1. Samba of the Phoenix. Eric Miller laid down a great guitar bed for this track, and we laid down many instruments on top in the studio. The "clackers" were added by Ron Kravitz.
2. Whispering Wood. The first of five background tracks on this CD by Peter Dubner. This track shows the power of a straightforward pattern that you can paint a melody over.
3. Ne Tongo. A gorgeous track provided by classical guitarist (and part Cherokee) Marie van Vuuren. The title mean "Big River" in Sioux. The bass was added by Jim Oshinsky.
4. Flute Funk. A track of a different flavor! If you've never played Native Flute on top of something like this, give it a try. You can't play a wrong note. The great jazz flute work of Bobb Fantauzzo and Aaron Kerr on bass really inspired me to develop a background track like this. Have fun!

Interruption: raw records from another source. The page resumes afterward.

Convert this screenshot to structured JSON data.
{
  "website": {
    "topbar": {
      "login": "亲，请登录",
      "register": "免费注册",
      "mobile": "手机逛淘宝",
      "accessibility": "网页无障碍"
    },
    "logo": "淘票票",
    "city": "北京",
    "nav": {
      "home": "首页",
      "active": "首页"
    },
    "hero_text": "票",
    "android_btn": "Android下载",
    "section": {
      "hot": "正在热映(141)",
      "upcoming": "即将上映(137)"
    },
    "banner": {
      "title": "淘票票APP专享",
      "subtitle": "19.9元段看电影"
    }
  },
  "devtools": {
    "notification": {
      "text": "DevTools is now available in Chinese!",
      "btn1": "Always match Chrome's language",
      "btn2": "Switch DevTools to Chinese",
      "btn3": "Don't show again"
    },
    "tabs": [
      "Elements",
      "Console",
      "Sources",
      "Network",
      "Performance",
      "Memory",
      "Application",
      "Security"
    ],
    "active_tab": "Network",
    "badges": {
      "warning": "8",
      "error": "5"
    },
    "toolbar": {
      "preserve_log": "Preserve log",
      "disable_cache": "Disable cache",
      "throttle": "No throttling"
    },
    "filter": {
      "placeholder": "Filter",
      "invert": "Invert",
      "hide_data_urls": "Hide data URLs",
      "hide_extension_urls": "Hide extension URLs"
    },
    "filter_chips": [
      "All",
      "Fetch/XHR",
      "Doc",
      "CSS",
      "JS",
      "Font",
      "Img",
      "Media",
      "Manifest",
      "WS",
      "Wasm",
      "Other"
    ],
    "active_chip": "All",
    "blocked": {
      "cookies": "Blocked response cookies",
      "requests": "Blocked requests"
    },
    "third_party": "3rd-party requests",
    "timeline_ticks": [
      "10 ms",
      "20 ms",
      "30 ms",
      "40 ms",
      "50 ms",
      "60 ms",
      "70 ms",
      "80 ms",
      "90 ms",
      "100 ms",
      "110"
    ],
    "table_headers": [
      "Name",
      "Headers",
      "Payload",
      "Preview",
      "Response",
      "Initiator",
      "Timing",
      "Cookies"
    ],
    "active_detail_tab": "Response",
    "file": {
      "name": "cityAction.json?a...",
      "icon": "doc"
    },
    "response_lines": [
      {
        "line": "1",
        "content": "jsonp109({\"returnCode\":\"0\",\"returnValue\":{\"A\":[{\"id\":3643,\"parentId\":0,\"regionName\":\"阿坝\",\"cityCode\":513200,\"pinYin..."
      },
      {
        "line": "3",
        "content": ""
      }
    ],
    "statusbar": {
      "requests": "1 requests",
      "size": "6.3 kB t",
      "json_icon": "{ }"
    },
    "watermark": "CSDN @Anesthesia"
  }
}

5. Powwow Sunrise. Sun rising over the canyon, choir in the amphitheater, nine people on powwow drums ... that's the picture. Play away!
6. Vanilla Skies. Thanks to Jonny Lipford for providing this background track from his CD "Transition: Out of the Flames and Into the Wind". This track provides a classic Ostinato - a repeating pattern to soar over the top on your flute.
7. Banjar. A banjar is the Balinese word for meeting place at the center of the village. This track primarily uses Balinese bells for a minor blues 1-4-5 chord pattern.
8. The Evening Time. The first of two tracks written and played by Jacqueline Bhuyan, with arrangement and orchestration and mixing by her son David Bhyuan. Jacqueline had never played with a Native Flute player before, but undertook this project to do two backing tracks after consulting with R. Carlos Nakai and David Darling about the best approach to supporting the flute. Her spacious and supporting tracks are the result!
9. Tongue Drum Jam. Ron Kravitz hit on the core jam on a tongue drum in the studio, and then spent the next few hours layering on djembe, shruti box, Vibratone, shaker, and few other instruments.
10. Tall Gorges. A Peter Dubner track that has a noticable but open melody. This give you the opportunity to work on adding the flute as a response to and in support of the melody played by another instrument.
11. Kamboucha. Named for the tea we were both drinking when we cooked up this track, Michael DeMaria laid down the basic keyboard riffs on an electric piano and I added bass and percussion. This track is an exercise in playing with a "full sound". Try long tones, sound effects, and rapid passages in the more spacious sections.
12. Soaring On. A gorgeous series of arpeggios (chords where each note is played separately) that Peter Dubner invented in the middle of a jam session in the studio. Thank heavens we recorded it!
13. Above the Mist. James Cook developed this gorgeous background track with an easy chord progression on the guitar. I love playing long tones over this track
14. Searching in Darkness. A Peter Dubner improvisation that leaves tremendous space for a powerful flute lead. There is a back-and-forth where the piano does take the lead, but still leaves room for flute support. If you ever work with a pianist and they're not sure what style is best for Native Flute, play them this track!
15. Heart Beat. A simple track using shruti box and large frame drum.
16. Finding it All. A piano improv of Peter Dubner's that I added bass and strings on in the studio.
17. A Slow Walk. A harp track I developed in the style you might encounter with a classical harpist. Notice the shift to a major key at 1:08 and 2:25, then back to minor at 1:37 and 2:53.
18. Rainbow on My Shoulder. A track done by classical pianist Eve Kodiak. We actually did this as a live improvised duet, and I was able to remove the flute part. This track is unusal in that it has no strong beat or meter. This gives you the freedom to play a completely open "rubato" melodic line.
19. September. The second track by Jacqueline Bhuyan, done in a very open and spacious style.
20. Peta. James Cook provides a wonderful native closing to the CD, recorded and mixed in his studio.